Colfax Avenue has come a long way. And Frank Locantore has even more ideas to brighten the central thoroughfare.
The Colfax Business Improvement District, bounded by 14th and 16th avenues and Grant and Josephine streets, hired Locantore as its new community director last month. He replaces Stephanie Salazar, who served as the CBID’s director of economic development and as the organization’s sole paid employee.
While Locantore and the CBID declined to comment on his salary, they said that he would be paid out of the CBID’s $400,000 operating budget. Funding for the operations budget comes from property taxes paid by local business owners.
Locantore, 51, brings 25 years of experience working with nonprofits, including the Colorado Public Interest Research Group and Canadian Parks and Wilderness Society in Toronto. His most recent post was at Washington, D.C.-based nonprofit Green America.

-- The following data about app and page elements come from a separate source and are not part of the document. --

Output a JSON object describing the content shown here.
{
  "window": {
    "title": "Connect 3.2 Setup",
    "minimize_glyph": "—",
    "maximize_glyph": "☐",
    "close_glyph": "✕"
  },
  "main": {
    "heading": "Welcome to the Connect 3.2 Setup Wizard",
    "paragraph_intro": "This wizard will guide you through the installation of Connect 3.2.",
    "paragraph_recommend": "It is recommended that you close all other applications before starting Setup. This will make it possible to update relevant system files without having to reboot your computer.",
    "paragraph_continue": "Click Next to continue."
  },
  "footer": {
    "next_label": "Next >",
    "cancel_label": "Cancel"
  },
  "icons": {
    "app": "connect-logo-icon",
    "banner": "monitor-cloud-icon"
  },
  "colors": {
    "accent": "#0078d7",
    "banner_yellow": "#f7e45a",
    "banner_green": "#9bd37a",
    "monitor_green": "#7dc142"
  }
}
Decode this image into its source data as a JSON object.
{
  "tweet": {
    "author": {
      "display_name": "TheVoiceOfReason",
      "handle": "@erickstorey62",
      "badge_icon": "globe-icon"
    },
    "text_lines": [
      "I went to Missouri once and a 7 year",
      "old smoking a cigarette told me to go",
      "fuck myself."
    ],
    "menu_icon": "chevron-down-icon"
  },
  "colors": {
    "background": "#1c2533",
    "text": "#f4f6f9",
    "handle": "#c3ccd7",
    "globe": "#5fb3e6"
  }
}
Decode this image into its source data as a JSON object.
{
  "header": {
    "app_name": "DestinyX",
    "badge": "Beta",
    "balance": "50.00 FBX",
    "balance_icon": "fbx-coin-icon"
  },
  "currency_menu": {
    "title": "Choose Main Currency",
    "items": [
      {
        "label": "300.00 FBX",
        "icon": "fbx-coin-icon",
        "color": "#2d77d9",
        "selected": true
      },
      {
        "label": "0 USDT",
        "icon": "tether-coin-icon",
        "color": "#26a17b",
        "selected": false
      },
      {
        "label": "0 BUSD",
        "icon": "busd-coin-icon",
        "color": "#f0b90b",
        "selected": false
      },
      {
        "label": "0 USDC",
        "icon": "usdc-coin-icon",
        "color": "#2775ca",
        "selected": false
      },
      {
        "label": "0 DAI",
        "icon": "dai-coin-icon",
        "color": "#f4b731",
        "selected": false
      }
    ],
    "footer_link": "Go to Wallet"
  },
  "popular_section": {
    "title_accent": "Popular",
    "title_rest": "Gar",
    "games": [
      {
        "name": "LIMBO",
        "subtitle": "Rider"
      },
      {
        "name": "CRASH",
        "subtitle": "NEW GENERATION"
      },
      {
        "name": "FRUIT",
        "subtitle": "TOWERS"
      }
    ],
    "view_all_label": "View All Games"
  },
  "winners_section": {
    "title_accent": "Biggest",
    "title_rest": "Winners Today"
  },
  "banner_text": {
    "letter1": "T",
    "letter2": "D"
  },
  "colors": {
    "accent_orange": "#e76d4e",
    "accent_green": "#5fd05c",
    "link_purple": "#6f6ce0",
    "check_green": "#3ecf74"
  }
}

In the past, the CBID’s goal was to bring more people to the Colfax corridor. To do that, the organization made improvements to the street including street maintenance, installing cameras, adding additional lighting and organizing events.
But he said the organization is now updating its focus.
“The old direction was that of economic development and events,” he said. “The new direction is more of a retail focus, working directly with business owners, property owners and neighborhood groups.”
Locantore also wants to improve the neighborhood’s facades and streetscapes. To do that, he’s in the process of acquiring grants, donations and loans.
“There’s the low-hanging fruit like public art, murals, planters, flower beds, trees and those types of things to improve the pedestrian and street experience,” Locantore said.
CBID isn’t the only local group of business owners trying to spruce up Colfax. Farther east, the Colfax Mayfair Business Improvement District has hired a design firm to come up with improvements.
Locantore hails from New York and moved to Colorado in 1992. He lived in Toronto and Washington, D.C.
His vision of Colfax’s future stems from his time spent in Canada.
“It’s heading in the direction of a place like the Danforth in Toronto,” he said. “The Danforth is an awesome main street in Toronto that is shoulder-to-shoulder shops. That’s where I see Colfax going in the future.”